--- TASK DETAILS ---
Please copy every line with the string "PARTIMENTO" from the entries below.
(Beginning of DATASET RECORDS)
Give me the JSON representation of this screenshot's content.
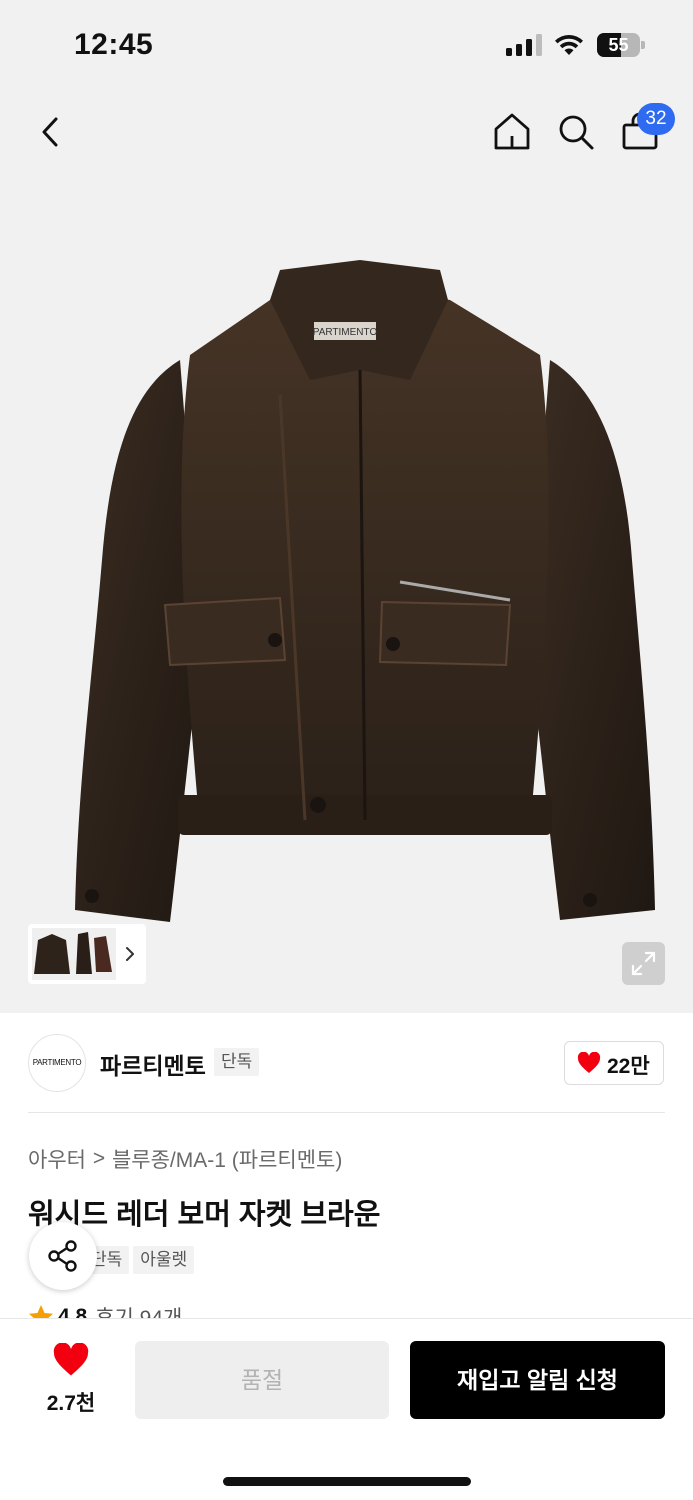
{
  "status_bar": {
    "time": "12:45",
    "battery": "55",
    "battery_level": 0.55
  },
  "nav": {
    "cart_count": "32"
  },
  "product_image": {
    "jacket_label": "PARTIMENTO"
  },
  "brand": {
    "logo_text": "PARTIMENTO",
    "name": "파르티멘토",
    "tag": "단독",
    "likes": "22만"
  },
  "product": {
    "breadcrumb": [
      "아우터",
      "블루종/MA-1 (파르티멘토)"
    ],
    "breadcrumb_separator": ">",
    "title": "워시드 레더 보머 자켓 브라운",
    "tags": [
      "단독",
      "아울렛"
    ],
    "rating": "4.8",
    "reviews": "후기 94개"
  },
  "bottom_bar": {
    "likes": "2.7천",
    "soldout_label": "품절",
    "restock_label": "재입고 알림 신청"
  },
  "colors": {
    "accent_blue": "#2f6bf0",
    "heart_red": "#f2000f",
    "star_orange": "#f5a000",
    "primary_black": "#000000"
  }
}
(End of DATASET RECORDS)
--- ANSWER SECTION ---
    "jacket_label": "PARTIMENTO"
    "logo_text": "PARTIMENTO",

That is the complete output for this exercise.